In 1485, during the reign of Henry VII, further laws for the trade were laid down. Leather discovered improperly "tanned, sealed and curried", could result in the currier facing five days in jail and a 20 shilling fine - 10s for the King and 10s to the wronged party. If a currier should carry out the tanning of a skin, he faced a fine of 6s 8d for each skin so treated.
In 1559, parliament passed an Act effecting the leather industry, designed to improve standards and stop some improper practices. Curriers were forbidden the use of "stale uryne or any other deceipfull or subtill mixture" to cure hides. No leather was to be stripped too thinly or sold with a blemish. Fines and forfeits were entered on the statute book.
The curriers had to wait until 1583 before they were granted arms, which, not surprisingly, featured the curry knife as the centrepiece. Then, in the 17th century, James I incorporated the Currier’s Guild. This gave the trade powers of search and inspection within the City of London, thus enabling it to enforce craft standards.

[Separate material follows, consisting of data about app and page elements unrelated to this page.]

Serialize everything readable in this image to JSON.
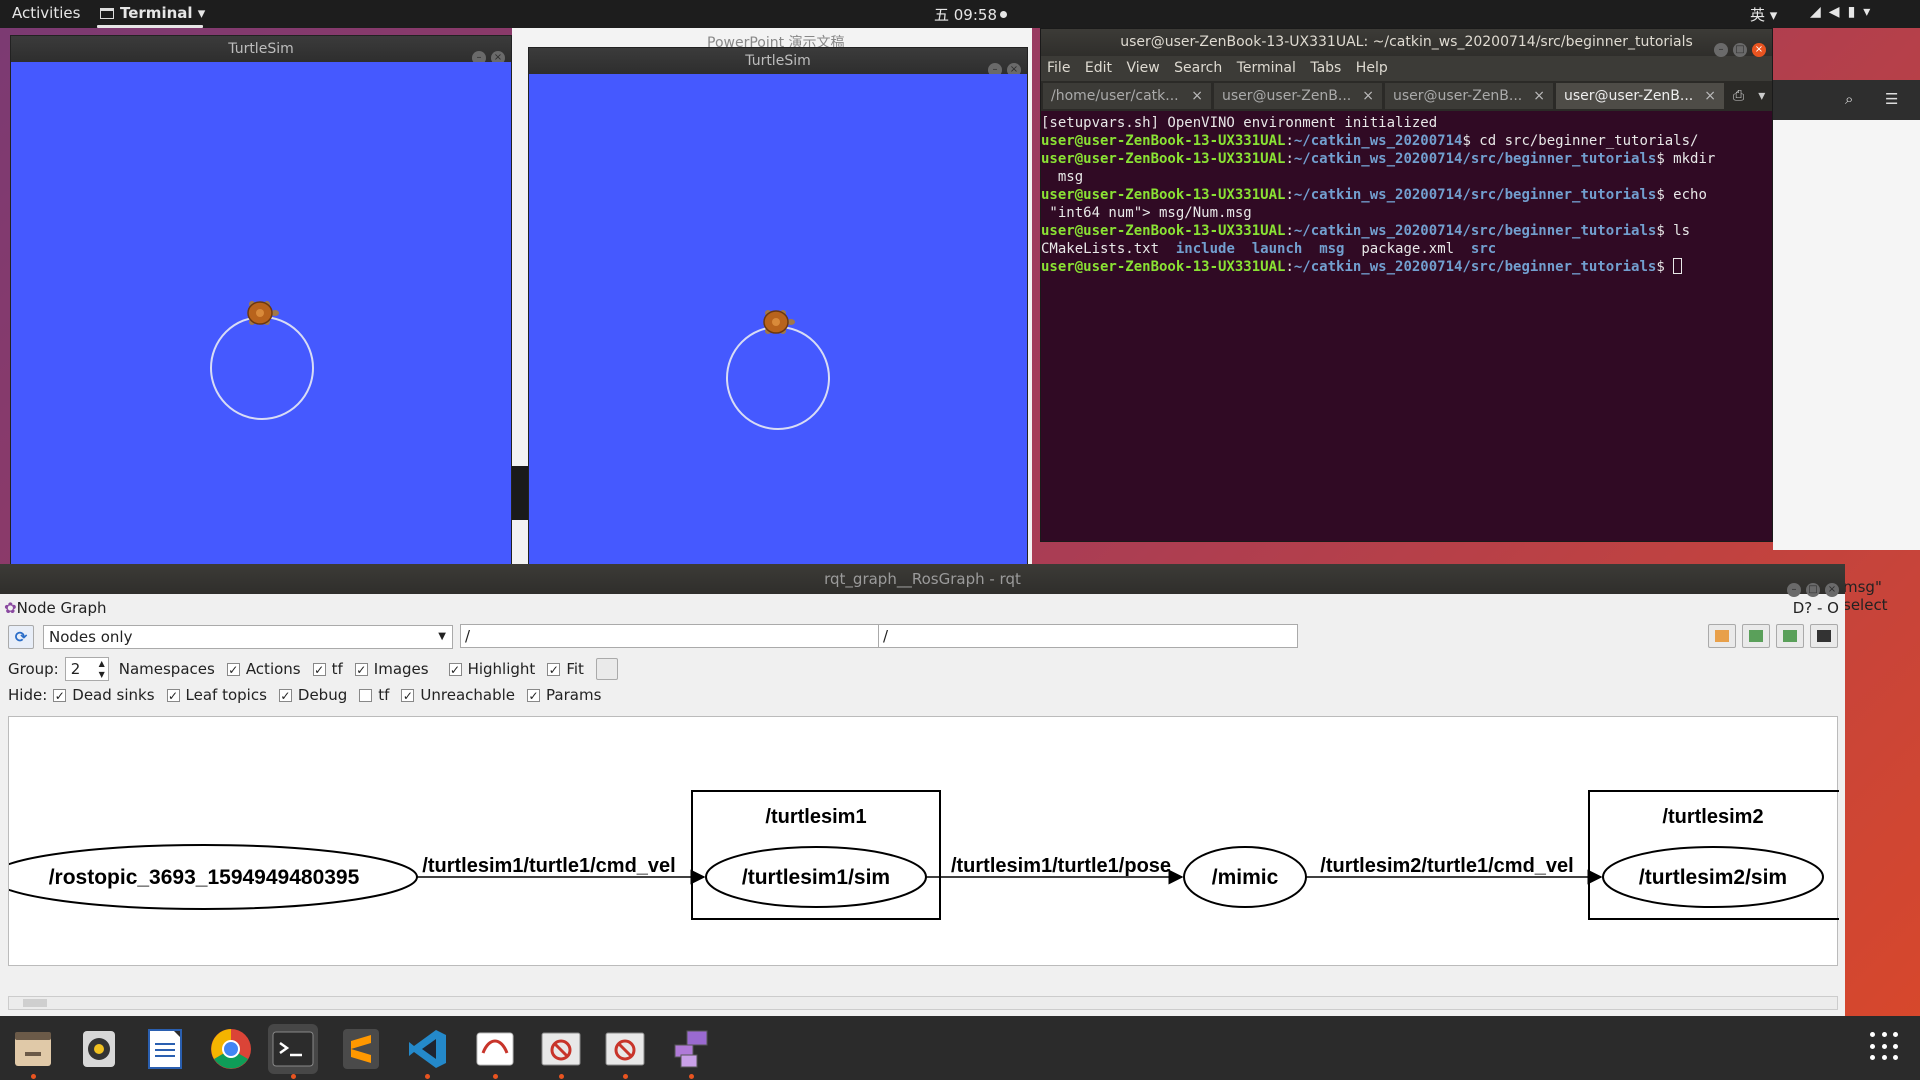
{
  "topbar": {
    "activities": "Activities",
    "app_menu": "Terminal",
    "clock": "五 09:58",
    "ime": "英"
  },
  "turtlesim1": {
    "title": "TurtleSim"
  },
  "turtlesim2": {
    "title": "TurtleSim"
  },
  "background_window": {
    "title": "PowerPoint 演示文稿"
  },
  "terminal": {
    "title": "user@user-ZenBook-13-UX331UAL: ~/catkin_ws_20200714/src/beginner_tutorials",
    "menu": [
      "File",
      "Edit",
      "View",
      "Search",
      "Terminal",
      "Tabs",
      "Help"
    ],
    "tabs": [
      "/home/user/catk...",
      "user@user-ZenB...",
      "user@user-ZenB...",
      "user@user-ZenB..."
    ],
    "line0": "[setupvars.sh] OpenVINO environment initialized",
    "user": "user@user-ZenBook-13-UX331UAL",
    "path_ws": "~/catkin_ws_20200714",
    "path_bt": "~/catkin_ws_20200714/src/beginner_tutorials",
    "cmd1": "$ cd src/beginner_tutorials/",
    "cmd2": "$ mkdir",
    "cmd2b": "  msg",
    "cmd3": "$ echo",
    "cmd3b": " \"int64 num\"> msg/Num.msg",
    "cmd4": "$ ls",
    "ls_files": [
      "CMakeLists.txt",
      "include",
      "launch",
      "msg",
      "package.xml",
      "src"
    ],
    "cmd5": "$ "
  },
  "rqt": {
    "title": "rqt_graph__RosGraph - rqt",
    "plugin_title": "Node Graph",
    "plugin_right": "D? - O",
    "mode": "Nodes only",
    "filter1": "/",
    "filter2": "/",
    "group_label": "Group:",
    "group_value": "2",
    "namespaces": "Namespaces",
    "actions": "Actions",
    "tf": "tf",
    "images": "Images",
    "highlight": "Highlight",
    "fit": "Fit",
    "hide_label": "Hide:",
    "dead_sinks": "Dead sinks",
    "leaf_topics": "Leaf topics",
    "debug": "Debug",
    "tf2": "tf",
    "unreachable": "Unreachable",
    "params": "Params"
  },
  "graph": {
    "nodes": {
      "rostopic": "/rostopic_3693_1594949480395",
      "ns1": "/turtlesim1",
      "sim1": "/turtlesim1/sim",
      "mimic": "/mimic",
      "ns2": "/turtlesim2",
      "sim2": "/turtlesim2/sim"
    },
    "edges": {
      "e1": "/turtlesim1/turtle1/cmd_vel",
      "e2": "/turtlesim1/turtle1/pose",
      "e3": "/turtlesim2/turtle1/cmd_vel"
    }
  },
  "right_panel": {
    "text": "msg\" select"
  },
  "dock": [
    "files-icon",
    "rhythmbox-icon",
    "writer-icon",
    "chrome-icon",
    "terminal-icon",
    "sublime-icon",
    "vscode-icon",
    "evince-icon",
    "turtle-app-icon",
    "turtle-app-icon-2",
    "rqt-icon"
  ]
}
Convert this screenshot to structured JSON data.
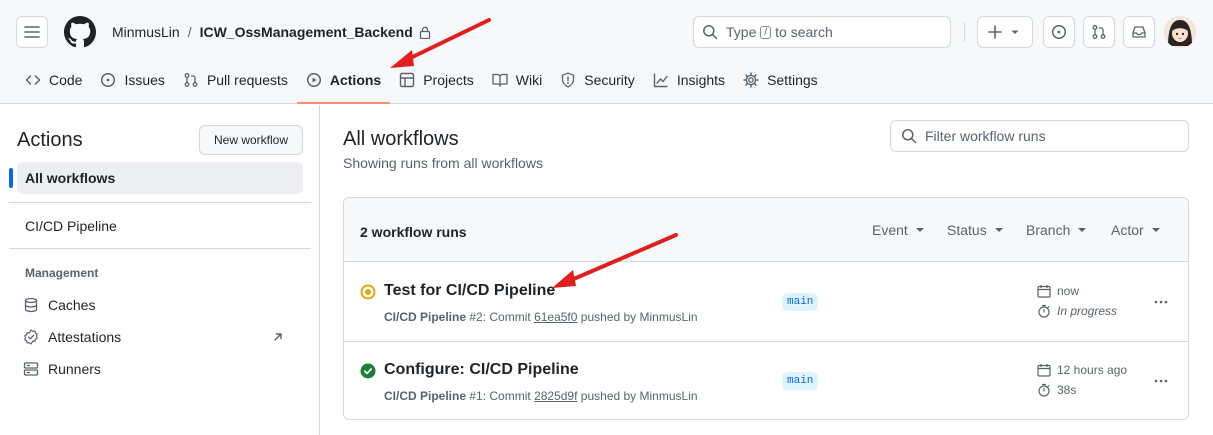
{
  "header": {
    "owner": "MinmusLin",
    "separator": "/",
    "repo": "ICW_OssManagement_Backend",
    "search": {
      "prefix": "Type",
      "kbd": "/",
      "suffix": "to search"
    }
  },
  "nav": {
    "tabs": [
      {
        "label": "Code",
        "icon": "code-icon"
      },
      {
        "label": "Issues",
        "icon": "issue-icon"
      },
      {
        "label": "Pull requests",
        "icon": "pull-request-icon"
      },
      {
        "label": "Actions",
        "icon": "play-icon",
        "selected": true
      },
      {
        "label": "Projects",
        "icon": "table-icon"
      },
      {
        "label": "Wiki",
        "icon": "book-icon"
      },
      {
        "label": "Security",
        "icon": "shield-icon"
      },
      {
        "label": "Insights",
        "icon": "graph-icon"
      },
      {
        "label": "Settings",
        "icon": "gear-icon"
      }
    ]
  },
  "sidebar": {
    "title": "Actions",
    "new_workflow": "New workflow",
    "all_workflows": "All workflows",
    "workflow": "CI/CD Pipeline",
    "management_heading": "Management",
    "management_links": [
      "Caches",
      "Attestations",
      "Runners"
    ]
  },
  "main": {
    "title": "All workflows",
    "subtitle": "Showing runs from all workflows",
    "filter_placeholder": "Filter workflow runs",
    "runs_count": "2 workflow runs",
    "filters": [
      "Event",
      "Status",
      "Branch",
      "Actor"
    ],
    "runs": [
      {
        "title": "Test for CI/CD Pipeline",
        "workflow": "CI/CD Pipeline",
        "meta_number": "#2: Commit",
        "sha": "61ea5f0",
        "meta_suffix": "pushed by MinmusLin",
        "branch": "main",
        "time": "now",
        "duration": "In progress",
        "status": "in-progress"
      },
      {
        "title": "Configure: CI/CD Pipeline",
        "workflow": "CI/CD Pipeline",
        "meta_number": "#1: Commit",
        "sha": "2825d9f",
        "meta_suffix": "pushed by MinmusLin",
        "branch": "main",
        "time": "12 hours ago",
        "duration": "38s",
        "status": "success"
      }
    ]
  },
  "colors": {
    "accent": "#0969da",
    "success": "#1a7f37",
    "in_progress": "#dbab09",
    "annotation": "#e02020",
    "tab_underline": "#fd8c73"
  }
}
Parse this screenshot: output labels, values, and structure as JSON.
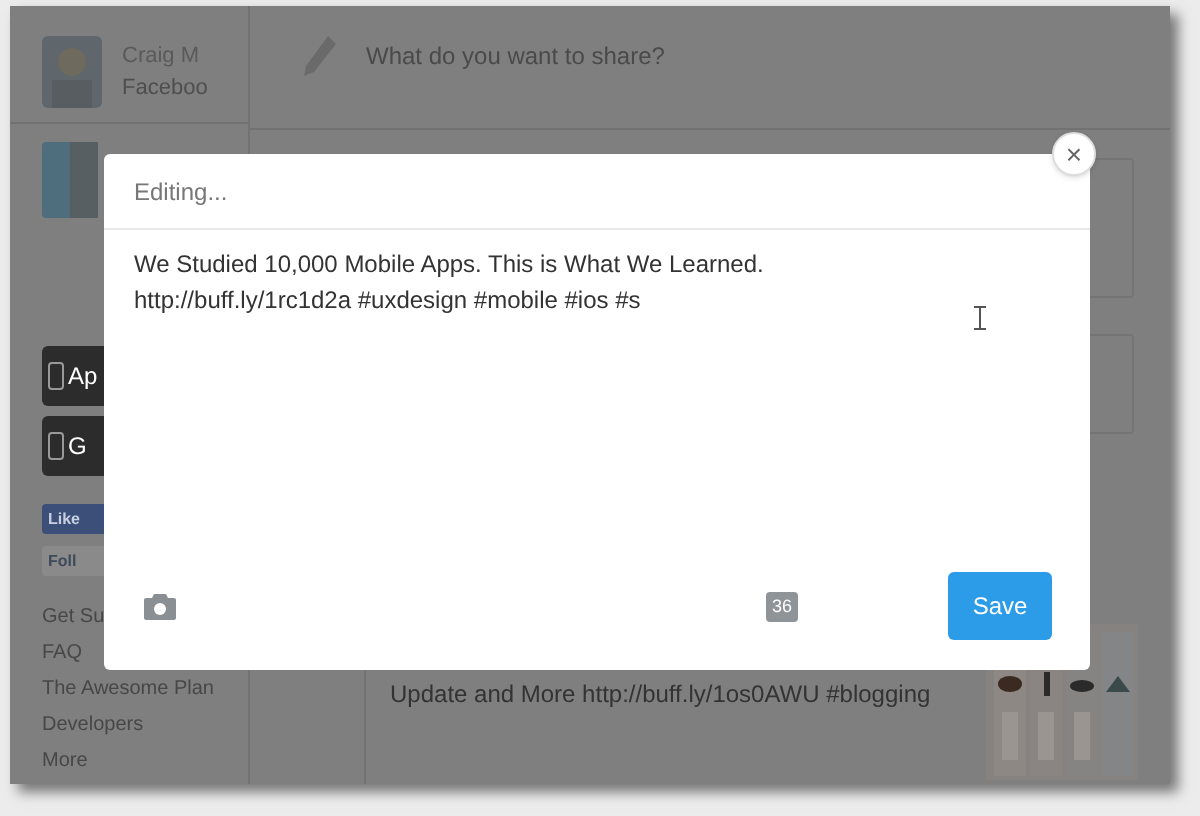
{
  "sidebar": {
    "profile": {
      "name": "Craig M",
      "network": "Faceboo"
    },
    "app_badges": [
      "Ap",
      "G"
    ],
    "social_buttons": [
      "Like",
      "Foll"
    ],
    "links": [
      "Get Su",
      "FAQ",
      "The Awesome Plan",
      "Developers",
      "More"
    ]
  },
  "composer": {
    "placeholder": "What do you want to share?"
  },
  "posts": [
    {
      "text": "Update and More http://buff.ly/1os0AWU #blogging"
    }
  ],
  "dialog": {
    "title": "Editing...",
    "text": "We Studied 10,000 Mobile Apps. This is What We Learned. http://buff.ly/1rc1d2a #uxdesign #mobile #ios #s",
    "char_count": "36",
    "save_button": "Save",
    "close": "×"
  }
}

The curriers formed their own City of London Livery Company. The original charter, dating from 30 April 1605, is preserved at Guildhall. This lays down rules and regulations for curriers belonging to the Livery Company, including such statutes as a "fine of 4d a day with meat and drink from the Master, if a Journeyman be unemployed through the Master’s default" and a fine of 6d for the journeyman if he should absent himself from work. The charters, books and records of the company, appertaining to London curriers, were deposited with Guildhall Library for safekeeping in 1950.
The company published bye-laws on 4 June 1605. These imposed fines for poor workmanship, and standardised regulations for premises where currying may be carried out. They should be "fitting and convenient for the use of the said art." Work on leather had to cease at noon on Saturday and the afternoon had to be employed in cleaning houses, sharpening tools and "grayning and shaving of boote legges against the next working day".
The early history of the curriers can be researched at Guildhall Library, the Public Records Office and the British Museum. Names are listed in letterbooks, journals, coroner’s rolls, Plea and Memoranda Rolls, Wills of the Court of Husting and Court Minutes of the Livery Company.
The trade steadily declined in the early part of this century. In Suffolk, for example, White’s Directory listed 40 curriers working in 1844. By 1922 only eight remained. At the start of the Second World War there were none.
The process of currying still takes place today. Leather still needs to be supple, durable and the right texture for the finishing process. However, today currying has been largely incorporated into the tanning stage and no separate trade exists. The heavy physical task of treating the skin is now carried out by machine, except in the case of certain high value goods, which are still hand finished. Generally speaking, the arrival of the machine age effectively killed off the trade.
Family Tree Magazine September, 1995 Volume 11, No. 11 Pages 5 and 6